I think often my favourite piece is the one I have just finished creating. But I would say that the piece I always think is one I created back in 2002, which is the profile image on my Facebook Fan Page, and is called “Miss Sherbet Dip”. It was from a drag queen; inspired photo shoot from the Falmouth days, and features my first muse and good friend, Knud Kleppe in full drag. Knud is now a successful animator working for a major Oslo TV network, and is also in the rockerbilly band “The Lucky Bullets” who were finalists to represent Norway at Eurovision 2011!
Many have said that illustration is a dying art form; what is your view on the subject?
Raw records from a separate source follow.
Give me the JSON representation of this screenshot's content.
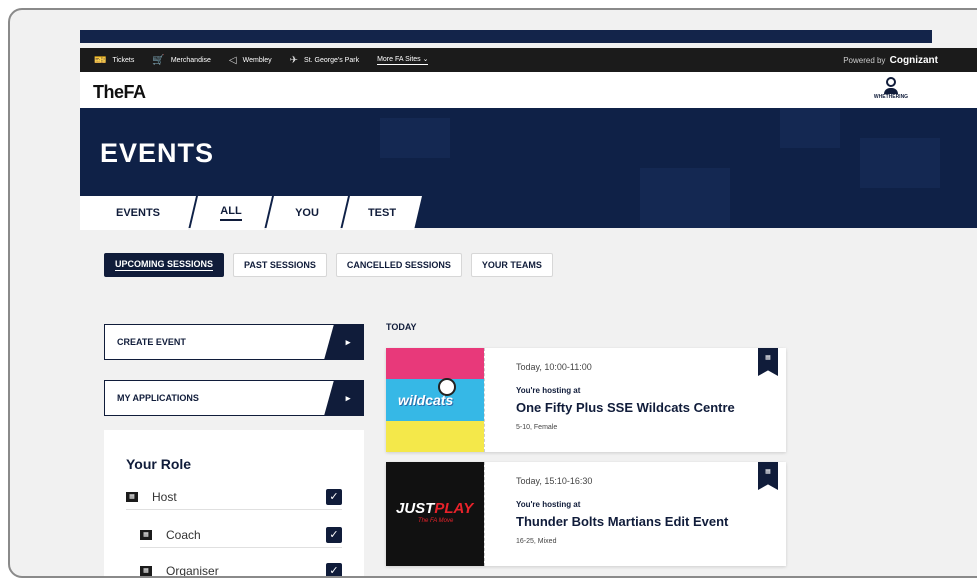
{
  "sitenav": {
    "items": [
      {
        "label": "Tickets",
        "icon": "ticket-icon",
        "glyph": "🎫"
      },
      {
        "label": "Merchandise",
        "icon": "cart-icon",
        "glyph": "🛒"
      },
      {
        "label": "Wembley",
        "icon": "wembley-icon",
        "glyph": "◁"
      },
      {
        "label": "St. George's Park",
        "icon": "plane-icon",
        "glyph": "✈"
      }
    ],
    "more": "More FA Sites ⌄",
    "powered_by": "Powered by",
    "powered_brand": "Cognizant"
  },
  "brand": {
    "logo": "TheFA"
  },
  "user": {
    "name": "WHETHERING"
  },
  "hero": {
    "title": "EVENTS"
  },
  "tabs": [
    "EVENTS",
    "ALL",
    "YOU",
    "TEST"
  ],
  "subtabs": [
    "UPCOMING SESSIONS",
    "PAST SESSIONS",
    "CANCELLED SESSIONS",
    "YOUR TEAMS"
  ],
  "actions": {
    "create": "CREATE EVENT",
    "applications": "MY APPLICATIONS",
    "arrow": "▸"
  },
  "role": {
    "title": "Your Role",
    "items": [
      {
        "label": "Host",
        "checked": "✓"
      },
      {
        "label": "Coach",
        "checked": "✓"
      },
      {
        "label": "Organiser",
        "checked": "✓"
      }
    ]
  },
  "events": {
    "heading": "TODAY",
    "items": [
      {
        "time": "Today, 10:00-11:00",
        "hosting": "You're hosting at",
        "name": "One Fifty Plus SSE Wildcats Centre",
        "meta": "5-10, Female",
        "logo_text": "wildcats"
      },
      {
        "time": "Today, 15:10-16:30",
        "hosting": "You're hosting at",
        "name": "Thunder Bolts Martians Edit Event",
        "meta": "16-25, Mixed",
        "logo_text": "JUST",
        "logo_text2": "PLAY",
        "logo_sub": "The FA Move"
      }
    ]
  },
  "colors": {
    "navy": "#0f2147",
    "accent": "#101c3a"
  }
}
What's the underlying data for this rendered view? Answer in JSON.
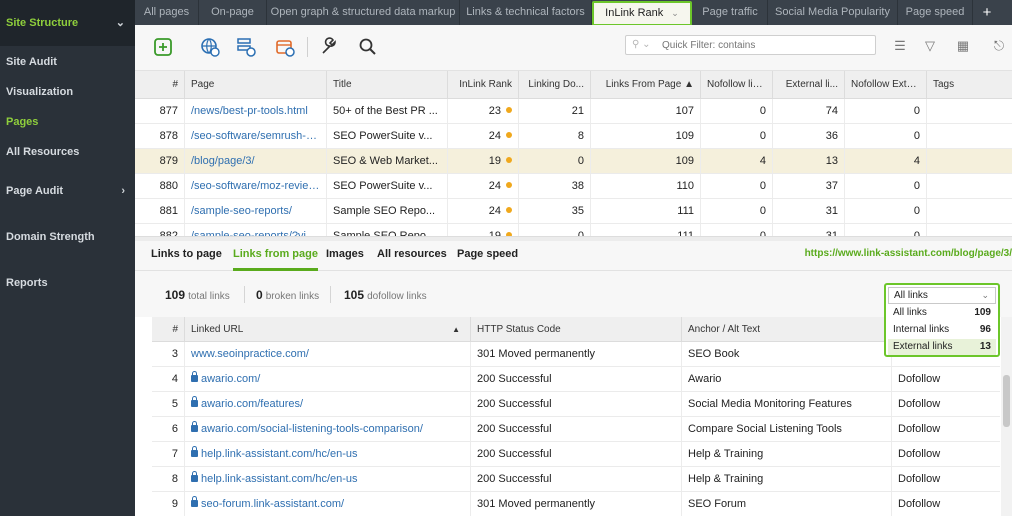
{
  "sidebar": {
    "items": [
      {
        "label": "Site Structure"
      },
      {
        "label": "Site Audit"
      },
      {
        "label": "Visualization"
      },
      {
        "label": "Pages"
      },
      {
        "label": "All Resources"
      },
      {
        "label": "Page Audit"
      },
      {
        "label": "Domain Strength"
      },
      {
        "label": "Reports"
      }
    ]
  },
  "tabs": [
    {
      "label": "All pages"
    },
    {
      "label": "On-page"
    },
    {
      "label": "Open graph & structured data markup"
    },
    {
      "label": "Links & technical factors"
    },
    {
      "label": "InLink Rank"
    },
    {
      "label": "Page traffic"
    },
    {
      "label": "Social Media Popularity"
    },
    {
      "label": "Page speed"
    }
  ],
  "add_tab_label": "+",
  "filter": {
    "placeholder": "Quick Filter: contains"
  },
  "grid": {
    "headers": [
      "#",
      "Page",
      "Title",
      "InLink Rank",
      "Linking Do...",
      "Links From Page",
      "Nofollow lin...",
      "External li...",
      "Nofollow Exte...",
      "Tags"
    ],
    "sort_indicator": "▲",
    "rows": [
      {
        "n": "877",
        "page": "/news/best-pr-tools.html",
        "title": "50+ of the Best PR ...",
        "rank": "23",
        "ld": "21",
        "lfp": "107",
        "nf": "0",
        "ext": "74",
        "nfe": "0"
      },
      {
        "n": "878",
        "page": "/seo-software/semrush-revie...",
        "title": "SEO PowerSuite v...",
        "rank": "24",
        "ld": "8",
        "lfp": "109",
        "nf": "0",
        "ext": "36",
        "nfe": "0"
      },
      {
        "n": "879",
        "page": "/blog/page/3/",
        "title": "SEO & Web Market...",
        "rank": "19",
        "ld": "0",
        "lfp": "109",
        "nf": "4",
        "ext": "13",
        "nfe": "4"
      },
      {
        "n": "880",
        "page": "/seo-software/moz-review....",
        "title": "SEO PowerSuite v...",
        "rank": "24",
        "ld": "38",
        "lfp": "110",
        "nf": "0",
        "ext": "37",
        "nfe": "0"
      },
      {
        "n": "881",
        "page": "/sample-seo-reports/",
        "title": "Sample SEO Repo...",
        "rank": "24",
        "ld": "35",
        "lfp": "111",
        "nf": "0",
        "ext": "31",
        "nfe": "0"
      },
      {
        "n": "882",
        "page": "/sample-seo-reports/?view=s...",
        "title": "Sample SEO Repo...",
        "rank": "19",
        "ld": "0",
        "lfp": "111",
        "nf": "0",
        "ext": "31",
        "nfe": "0"
      }
    ]
  },
  "subtabs": [
    "Links to page",
    "Links from page",
    "Images",
    "All resources",
    "Page speed"
  ],
  "page_url": "https://www.link-assistant.com/blog/page/3/",
  "stats": [
    {
      "num": "109",
      "label": "total links"
    },
    {
      "num": "0",
      "label": "broken links"
    },
    {
      "num": "105",
      "label": "dofollow links"
    }
  ],
  "dropdown": {
    "selected": "All links",
    "options": [
      {
        "label": "All links",
        "count": "109"
      },
      {
        "label": "Internal links",
        "count": "96"
      },
      {
        "label": "External links",
        "count": "13"
      }
    ]
  },
  "links": {
    "headers": [
      "#",
      "Linked URL",
      "HTTP Status Code",
      "Anchor / Alt Text",
      ""
    ],
    "sort_indicator": "▲",
    "rows": [
      {
        "n": "3",
        "url": "www.seoinpractice.com/",
        "secure": false,
        "status": "301 Moved permanently",
        "anchor": "SEO Book",
        "rel": "Dofollow"
      },
      {
        "n": "4",
        "url": "awario.com/",
        "secure": true,
        "status": "200 Successful",
        "anchor": "Awario",
        "rel": "Dofollow"
      },
      {
        "n": "5",
        "url": "awario.com/features/",
        "secure": true,
        "status": "200 Successful",
        "anchor": "Social Media Monitoring Features",
        "rel": "Dofollow"
      },
      {
        "n": "6",
        "url": "awario.com/social-listening-tools-comparison/",
        "secure": true,
        "status": "200 Successful",
        "anchor": "Compare Social Listening Tools",
        "rel": "Dofollow"
      },
      {
        "n": "7",
        "url": "help.link-assistant.com/hc/en-us",
        "secure": true,
        "status": "200 Successful",
        "anchor": "Help & Training",
        "rel": "Dofollow"
      },
      {
        "n": "8",
        "url": "help.link-assistant.com/hc/en-us",
        "secure": true,
        "status": "200 Successful",
        "anchor": "Help & Training",
        "rel": "Dofollow"
      },
      {
        "n": "9",
        "url": "seo-forum.link-assistant.com/",
        "secure": true,
        "status": "301 Moved permanently",
        "anchor": "SEO Forum",
        "rel": "Dofollow"
      }
    ]
  },
  "colors": {
    "accent": "#6cc62a",
    "sidebar_bg": "#2a3139",
    "tabs_bg": "#3a424b",
    "selected_row": "#f5f0dc",
    "link": "#2f6fb0",
    "rank_dot": "#f0a81c"
  },
  "icons": [
    "add-icon",
    "globe-refresh-icon",
    "rescan-icon",
    "update-icon",
    "tools-icon",
    "search-icon",
    "list-icon",
    "filter-icon",
    "grid-icon",
    "export-icon"
  ]
}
I would strongly argue quite the opposite. I think for almost ten years now, illustration has been having a major resurgence, and is currently in its heyday this century. I am a talent scout for my UK rep, Illustration Ltd, and I think there are more fantastic artists out there right now than there have been for a long time. Illustration is widely used across advertising, publishing, TV, web and digital media, employing a very diverse range of styles and artists. When I first left art school 10 years ago, there was nowhere near as much illustration usage clearly visible at all levels of media as there is today. I feel like in some part the financial crisis helped illustrators, as clients potentially had to cut their photography budgets back, but saved on using illustration in its place. Photographers need to hire models, locations, etc, whereas illustrators require a small setup and are often far more cost-effective to commission.
Do you have any advice for aspiring illustrators?
Get your work out there, approach clients and agents, and expect knockbacks. Keep contacting the right folk, and keep developing your style and portfolio. Even if you aren’t getting work, you need to keep creating and moving forward, don’t stagnate. Aim to create a style and voice of your own; innovate, don’t imitate. Seek advice from the industry and respond to it when you receive it. It can take years to build a career and gain industry recognition. Make sure you have a great website with a simple, user friendly design that lets the work speak clearly. Tumblr, Blogspot and Wordpress can be great vehicles; you don’t need to spend lots of money on flashy web development. Utilize social media. Enter competitions. Email the clients you want to work for and send them your samples. Don’t give up!
Do you have a favourite motto?
I like: “Do or do not, there is no try” (Yoda)
And: “There’s no fate but what we make” (Sarah Connor, Terminator 2)
What are your goals for the next five years?
In February 2014, I’ll be taking part in Supergraph Melbourne, a graphic Arts Fair in which I will exhibit prints and originals, and sell printed clothing, cushions and my illustrated naughty playing cards, as well as creating Live Portraits of visitors. Later in the year, I plan to take a summer sabbatical and spend three months in the place that has inspired me most over the years: Coney Island in New York. I will take my travel easel, A3 moleskine and art materials, and just thoroughly immerse myself in the place, sketching all that I see. Upon my return to Australia, I’ll be developing this body of work and will also focus on similar themes in my hometown of The Gold Coast, also a classic seaside resort with many amusements and signage to inspire. Over the next five years I plan to return to Japan, which has been the source of many ideas since my last trip, and I’m hoping to get to South America with my boyfriend and taking in the culture and colours. All the while I’ll continue to develop my illustration portfolio, and I look forward to discovering the jobs and commissions which may come my way.